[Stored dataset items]
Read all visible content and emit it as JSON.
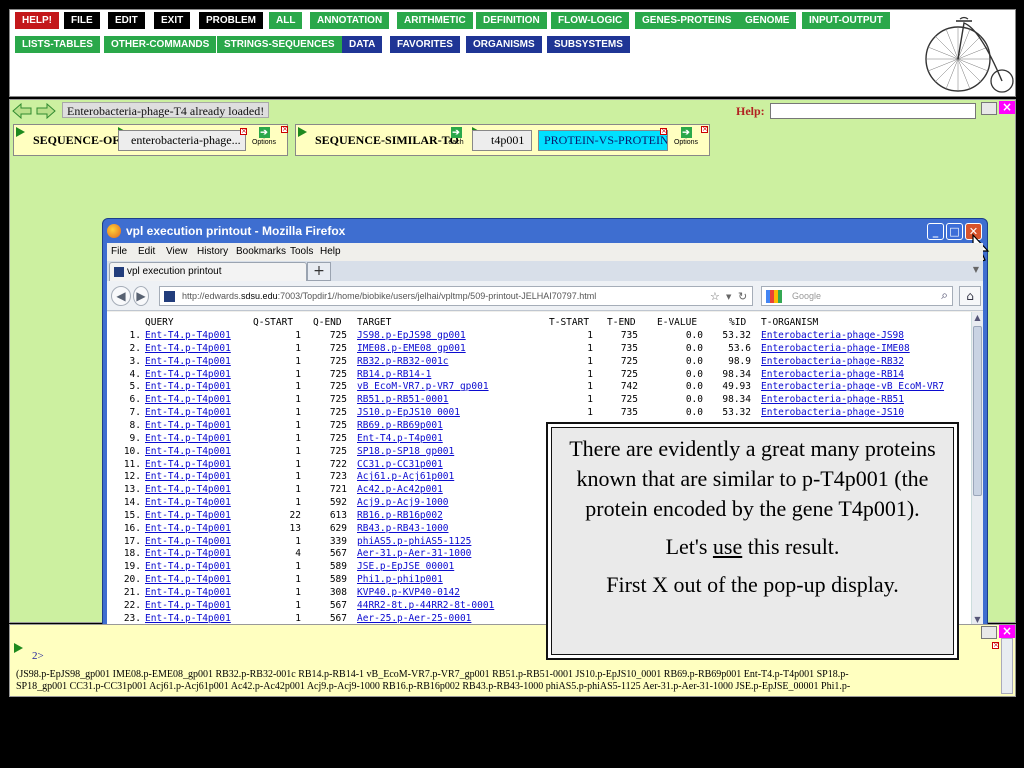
{
  "menu": {
    "row1": [
      {
        "label": "HELP!",
        "color": "red"
      },
      {
        "label": "FILE",
        "color": "black"
      },
      {
        "label": "EDIT",
        "color": "black"
      },
      {
        "label": "EXIT",
        "color": "black"
      },
      {
        "label": "PROBLEM",
        "color": "black"
      },
      {
        "label": "ALL",
        "color": "green"
      },
      {
        "label": "ANNOTATION",
        "color": "green"
      },
      {
        "label": "ARITHMETIC",
        "color": "green"
      },
      {
        "label": "DEFINITION",
        "color": "green"
      },
      {
        "label": "FLOW-LOGIC",
        "color": "green"
      },
      {
        "label": "GENES-PROTEINS",
        "color": "green"
      },
      {
        "label": "GENOME",
        "color": "green"
      },
      {
        "label": "INPUT-OUTPUT",
        "color": "green"
      }
    ],
    "row2": [
      {
        "label": "LISTS-TABLES",
        "color": "green"
      },
      {
        "label": "OTHER-COMMANDS",
        "color": "green"
      },
      {
        "label": "STRINGS-SEQUENCES",
        "color": "green"
      },
      {
        "label": "DATA",
        "color": "blue"
      },
      {
        "label": "FAVORITES",
        "color": "blue"
      },
      {
        "label": "ORGANISMS",
        "color": "blue"
      },
      {
        "label": "SUBSYSTEMS",
        "color": "blue"
      }
    ]
  },
  "workspace": {
    "status": "Enterobacteria-phage-T4 already loaded!",
    "help_label": "Help:",
    "help_value": "",
    "func1": {
      "name": "SEQUENCE-OF",
      "arg": "enterobacteria-phage...",
      "options": "Options"
    },
    "func2": {
      "name": "SEQUENCE-SIMILAR-TO",
      "each": "each",
      "arg": "t4p001",
      "mode": "PROTEIN-VS-PROTEIN",
      "options": "Options"
    }
  },
  "browser": {
    "title": "vpl execution printout - Mozilla Firefox",
    "menus": [
      "File",
      "Edit",
      "View",
      "History",
      "Bookmarks",
      "Tools",
      "Help"
    ],
    "tab_label": "vpl execution printout",
    "url_prefix": "http://edwards.",
    "url_host": "sdsu.edu",
    "url_rest": ":7003/Topdir1//home/biobike/users/jelhai/vpltmp/509-printout-JELHAI70797.html",
    "search_placeholder": "Google"
  },
  "results": {
    "headers": [
      "QUERY",
      "Q-START",
      "Q-END",
      "TARGET",
      "T-START",
      "T-END",
      "E-VALUE",
      "%ID",
      "T-ORGANISM"
    ],
    "rows": [
      {
        "n": "1.",
        "query": "Ent-T4.p-T4p001",
        "qs": "1",
        "qe": "725",
        "target": "JS98.p-EpJS98 gp001",
        "ts": "1",
        "te": "735",
        "ev": "0.0",
        "id": "53.32",
        "org": "Enterobacteria-phage-JS98"
      },
      {
        "n": "2.",
        "query": "Ent-T4.p-T4p001",
        "qs": "1",
        "qe": "725",
        "target": "IME08.p-EME08 gp001",
        "ts": "1",
        "te": "735",
        "ev": "0.0",
        "id": "53.6",
        "org": "Enterobacteria-phage-IME08"
      },
      {
        "n": "3.",
        "query": "Ent-T4.p-T4p001",
        "qs": "1",
        "qe": "725",
        "target": "RB32.p-RB32-001c",
        "ts": "1",
        "te": "725",
        "ev": "0.0",
        "id": "98.9",
        "org": "Enterobacteria-phage-RB32"
      },
      {
        "n": "4.",
        "query": "Ent-T4.p-T4p001",
        "qs": "1",
        "qe": "725",
        "target": "RB14.p-RB14-1",
        "ts": "1",
        "te": "725",
        "ev": "0.0",
        "id": "98.34",
        "org": "Enterobacteria-phage-RB14"
      },
      {
        "n": "5.",
        "query": "Ent-T4.p-T4p001",
        "qs": "1",
        "qe": "725",
        "target": "vB EcoM-VR7.p-VR7 gp001",
        "ts": "1",
        "te": "742",
        "ev": "0.0",
        "id": "49.93",
        "org": "Enterobacteria-phage-vB EcoM-VR7"
      },
      {
        "n": "6.",
        "query": "Ent-T4.p-T4p001",
        "qs": "1",
        "qe": "725",
        "target": "RB51.p-RB51-0001",
        "ts": "1",
        "te": "725",
        "ev": "0.0",
        "id": "98.34",
        "org": "Enterobacteria-phage-RB51"
      },
      {
        "n": "7.",
        "query": "Ent-T4.p-T4p001",
        "qs": "1",
        "qe": "725",
        "target": "JS10.p-EpJS10 0001",
        "ts": "1",
        "te": "735",
        "ev": "0.0",
        "id": "53.32",
        "org": "Enterobacteria-phage-JS10"
      },
      {
        "n": "8.",
        "query": "Ent-T4.p-T4p001",
        "qs": "1",
        "qe": "725",
        "target": "RB69.p-RB69p001",
        "ts": "",
        "te": "",
        "ev": "",
        "id": "",
        "org": ""
      },
      {
        "n": "9.",
        "query": "Ent-T4.p-T4p001",
        "qs": "1",
        "qe": "725",
        "target": "Ent-T4.p-T4p001",
        "ts": "",
        "te": "",
        "ev": "",
        "id": "",
        "org": ""
      },
      {
        "n": "10.",
        "query": "Ent-T4.p-T4p001",
        "qs": "1",
        "qe": "725",
        "target": "SP18.p-SP18 gp001",
        "ts": "",
        "te": "",
        "ev": "",
        "id": "",
        "org": ""
      },
      {
        "n": "11.",
        "query": "Ent-T4.p-T4p001",
        "qs": "1",
        "qe": "722",
        "target": "CC31.p-CC31p001",
        "ts": "",
        "te": "",
        "ev": "",
        "id": "",
        "org": ""
      },
      {
        "n": "12.",
        "query": "Ent-T4.p-T4p001",
        "qs": "1",
        "qe": "723",
        "target": "Acj61.p-Acj61p001",
        "ts": "",
        "te": "",
        "ev": "",
        "id": "",
        "org": ""
      },
      {
        "n": "13.",
        "query": "Ent-T4.p-T4p001",
        "qs": "1",
        "qe": "721",
        "target": "Ac42.p-Ac42p001",
        "ts": "",
        "te": "",
        "ev": "",
        "id": "",
        "org": ""
      },
      {
        "n": "14.",
        "query": "Ent-T4.p-T4p001",
        "qs": "1",
        "qe": "592",
        "target": "Acj9.p-Acj9-1000",
        "ts": "",
        "te": "",
        "ev": "",
        "id": "",
        "org": ""
      },
      {
        "n": "15.",
        "query": "Ent-T4.p-T4p001",
        "qs": "22",
        "qe": "613",
        "target": "RB16.p-RB16p002",
        "ts": "",
        "te": "",
        "ev": "",
        "id": "",
        "org": ""
      },
      {
        "n": "16.",
        "query": "Ent-T4.p-T4p001",
        "qs": "13",
        "qe": "629",
        "target": "RB43.p-RB43-1000",
        "ts": "",
        "te": "",
        "ev": "",
        "id": "",
        "org": ""
      },
      {
        "n": "17.",
        "query": "Ent-T4.p-T4p001",
        "qs": "1",
        "qe": "339",
        "target": "phiAS5.p-phiAS5-1125",
        "ts": "",
        "te": "",
        "ev": "",
        "id": "",
        "org": ""
      },
      {
        "n": "18.",
        "query": "Ent-T4.p-T4p001",
        "qs": "4",
        "qe": "567",
        "target": "Aer-31.p-Aer-31-1000",
        "ts": "",
        "te": "",
        "ev": "",
        "id": "",
        "org": ""
      },
      {
        "n": "19.",
        "query": "Ent-T4.p-T4p001",
        "qs": "1",
        "qe": "589",
        "target": "JSE.p-EpJSE 00001",
        "ts": "",
        "te": "",
        "ev": "",
        "id": "",
        "org": ""
      },
      {
        "n": "20.",
        "query": "Ent-T4.p-T4p001",
        "qs": "1",
        "qe": "589",
        "target": "Phi1.p-phi1p001",
        "ts": "",
        "te": "",
        "ev": "",
        "id": "",
        "org": ""
      },
      {
        "n": "21.",
        "query": "Ent-T4.p-T4p001",
        "qs": "1",
        "qe": "308",
        "target": "KVP40.p-KVP40-0142",
        "ts": "",
        "te": "",
        "ev": "",
        "id": "",
        "org": ""
      },
      {
        "n": "22.",
        "query": "Ent-T4.p-T4p001",
        "qs": "1",
        "qe": "567",
        "target": "44RR2-8t.p-44RR2-8t-0001",
        "ts": "",
        "te": "",
        "ev": "",
        "id": "",
        "org": ""
      },
      {
        "n": "23.",
        "query": "Ent-T4.p-T4p001",
        "qs": "1",
        "qe": "567",
        "target": "Aer-25.p-Aer-25-0001",
        "ts": "",
        "te": "",
        "ev": "",
        "id": "",
        "org": ""
      }
    ]
  },
  "callout": {
    "p1": "There are evidently a great many proteins known that are similar to p-T4p001 (the protein encoded by the gene T4p001).",
    "p2_before": "Let's ",
    "p2_use": "use",
    "p2_after": " this result.",
    "p3": "First X out of the pop-up display."
  },
  "output": {
    "index": "2>",
    "line1": "(JS98.p-EpJS98_gp001 IME08.p-EME08_gp001 RB32.p-RB32-001c RB14.p-RB14-1 vB_EcoM-VR7.p-VR7_gp001 RB51.p-RB51-0001 JS10.p-EpJS10_0001 RB69.p-RB69p001 Ent-T4.p-T4p001 SP18.p-",
    "line2": "SP18_gp001 CC31.p-CC31p001 Acj61.p-Acj61p001 Ac42.p-Ac42p001 Acj9.p-Acj9-1000 RB16.p-RB16p002 RB43.p-RB43-1000 phiAS5.p-phiAS5-1125 Aer-31.p-Aer-31-1000 JSE.p-EpJSE_00001 Phi1.p-"
  }
}
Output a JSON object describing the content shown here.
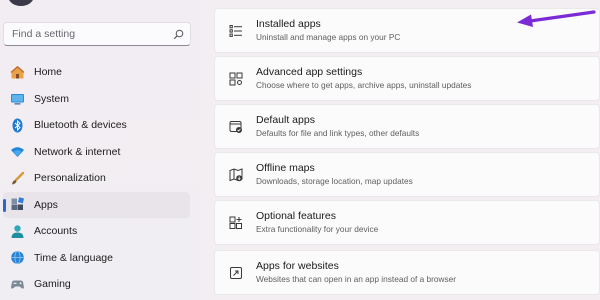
{
  "search": {
    "placeholder": "Find a setting",
    "icon": "search-icon"
  },
  "sidebar": {
    "items": [
      {
        "label": "Home",
        "icon": "home-icon"
      },
      {
        "label": "System",
        "icon": "system-icon"
      },
      {
        "label": "Bluetooth & devices",
        "icon": "bluetooth-icon"
      },
      {
        "label": "Network & internet",
        "icon": "wifi-icon"
      },
      {
        "label": "Personalization",
        "icon": "brush-icon"
      },
      {
        "label": "Apps",
        "icon": "apps-icon",
        "selected": true
      },
      {
        "label": "Accounts",
        "icon": "accounts-icon"
      },
      {
        "label": "Time & language",
        "icon": "time-language-icon"
      },
      {
        "label": "Gaming",
        "icon": "gaming-icon"
      }
    ]
  },
  "main": {
    "cards": [
      {
        "title": "Installed apps",
        "subtitle": "Uninstall and manage apps on your PC",
        "icon": "installed-apps-icon"
      },
      {
        "title": "Advanced app settings",
        "subtitle": "Choose where to get apps, archive apps, uninstall updates",
        "icon": "advanced-settings-icon"
      },
      {
        "title": "Default apps",
        "subtitle": "Defaults for file and link types, other defaults",
        "icon": "default-apps-icon"
      },
      {
        "title": "Offline maps",
        "subtitle": "Downloads, storage location, map updates",
        "icon": "offline-maps-icon"
      },
      {
        "title": "Optional features",
        "subtitle": "Extra functionality for your device",
        "icon": "optional-features-icon"
      },
      {
        "title": "Apps for websites",
        "subtitle": "Websites that can open in an app instead of a browser",
        "icon": "apps-for-websites-icon"
      }
    ]
  },
  "colors": {
    "accent": "#2e66c4",
    "annotation_arrow": "#7b2bd6"
  }
}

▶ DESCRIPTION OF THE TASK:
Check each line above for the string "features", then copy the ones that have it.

▶ PROBLEM SOLUTION:
        "title": "Optional features",
        "icon": "optional-features-icon"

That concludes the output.